Clinton Team Defends Costs of Health Plan
A recent Gallup poll shows growing public skepticism about the administration's agenda for reform.
WASHINGTON — OVER the weekend, the Clinton administration's health-care ``war room'' went on the defensive. Top-ranking administration officials blanketed the airwaves trying to ease concerns generated by reports that 40 percent of Americans will pay more under the Clinton health-care plan.
``There was a fair amount of confusion,'' admits Marla Romash, the White House's health-care spokeswoman.
That confusion fueled criticism on Capitol Hill, where some supportive lawmakers took a measured step away from the proposal.
In the news media, the talk was of plummeting public support and calls to put the faltering proposal out of its misery.
``The mistake they got into was the 40 percent number was carried as a headline in many major newspapers. It implied people were going to pay more for less,'' says Robert Blendon, a health-policy analyst at the Harvard School of Public Health.
Since then, the White House has been working urgently to clarify the issue. Here is the administration's breakdown of which Americans who are currently insured will pay more and why:
* Fifteen percent of insured Americans will pay an average of $6 more per month. They are young, healthy people who now have low-cost plans because insurance companies group them with other young, healthy people who don't use their insurance policies often.
``The problem in [the current] system is these people can lose their insurance if they have a car accident or marry someone with a pre-existing condition,'' Ms. Romash says.
The Clinton proposal implements a community rating, in which all people are insured at the same cost, no matter their age or how often they use their policies. That means that the young people will pay more now, and older people will pay less.
The trade-off in the Clinton plan for this young, healthy 15 percent: Pay more now for a policy that can never be canceled and for a future with lower health-care costs.
* Another 25 percent of insured Americans will pay ``slightly more'' in premiums, but for a better benefits package. These are the people who now have bare-bones insurance coverage with high deductibles.
The White House contends in exchange for ``slightly more'' in premiums, most people in this group will actually pay less in out-of-pocket expenses, bringing down their overall health-care costs.
* The other 60 percent of insured Americans will pay the same or less for a benefits package that is the same or better, according to the administration.
A Gallup poll done for CNN and USA Today from Oct. 28-30, the days following the release the the President Clinton's legislative package, shows a growing skepticism about the Clinton proposal on the part of the American public.
Only 34 percent said they believed that the Clinton plan will solve the nation's health-care problems, compared with 61 percent who believed this last February.
Dr. Blendon says one cause for much of the confusion and uncertainty is the Clinton administration's failure to explain its benefits package, which is key if the public is going to be asked to pay more.
``There appears to be willingness [on the part of the American people] to pay a modest tax or premium to get everybody covered. The next level is how much they'd be willing to pay for a better benefits package,'' Blendon says. ``But they don't know what those benefits are, so it's hard to survey.''

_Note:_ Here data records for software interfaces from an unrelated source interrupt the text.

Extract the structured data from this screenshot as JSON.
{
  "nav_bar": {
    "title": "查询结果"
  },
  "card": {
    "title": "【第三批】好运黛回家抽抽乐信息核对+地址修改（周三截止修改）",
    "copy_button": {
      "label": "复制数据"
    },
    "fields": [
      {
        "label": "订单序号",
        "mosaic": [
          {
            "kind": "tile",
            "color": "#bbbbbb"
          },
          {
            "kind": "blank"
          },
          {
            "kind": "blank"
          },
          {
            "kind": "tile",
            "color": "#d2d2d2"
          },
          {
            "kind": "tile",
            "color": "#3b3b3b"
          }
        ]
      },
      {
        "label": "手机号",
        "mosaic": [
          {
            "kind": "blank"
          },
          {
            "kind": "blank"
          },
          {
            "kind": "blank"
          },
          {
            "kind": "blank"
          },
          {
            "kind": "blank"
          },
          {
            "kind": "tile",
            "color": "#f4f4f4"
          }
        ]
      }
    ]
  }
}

There is one group that will end up paying substantially more under the Clinton plan, which requires that everyone have insurance.

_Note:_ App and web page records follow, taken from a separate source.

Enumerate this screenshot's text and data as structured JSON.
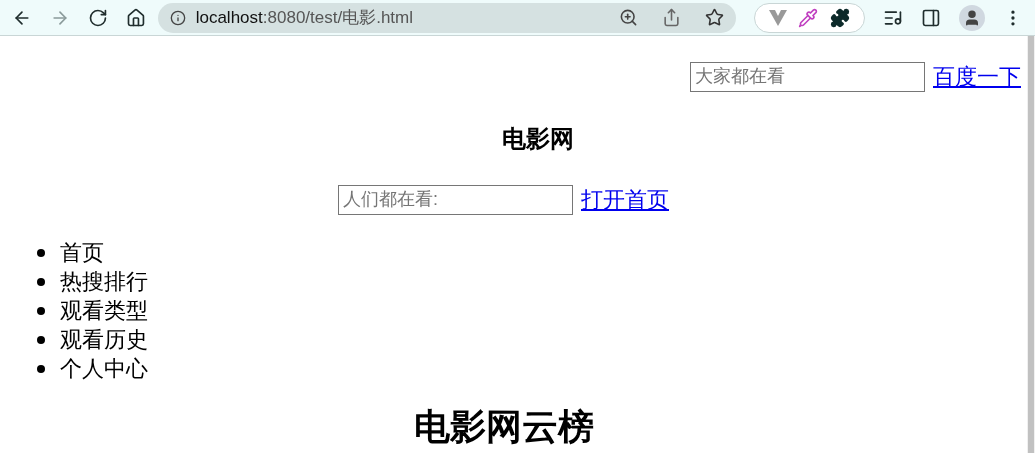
{
  "browser": {
    "url_host": "localhost",
    "url_rest": ":8080/test/电影.html"
  },
  "top_search": {
    "placeholder": "大家都在看",
    "link": "百度一下"
  },
  "site_title": "电影网",
  "home_search": {
    "placeholder": "人们都在看:",
    "link": "打开首页"
  },
  "nav_items": [
    "首页",
    "热搜排行",
    "观看类型",
    "观看历史",
    "个人中心"
  ],
  "section_heading": "电影网云榜"
}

They are the estimated 10 million to 12 million young Americans who now choose not to buy insurance at all. They're known as the ``free riders.'' When they need medical care now, they go to hospital emergency rooms, and their bills end up in the ``bad debt'' and ``free care'' columns of hospital balance sheets.
``Will they be worse off under the Clinton plan? Yeah, because this current system is unfair, and they are taking advantage of it,'' says Marc Roberts, a health-policy analyst at the Harvard School of Public Health. ``I mean, if we arrest a criminal, he loses his capacity to steal. Is that a terrible thing? Not every advantage is an entitlement worth respecting.''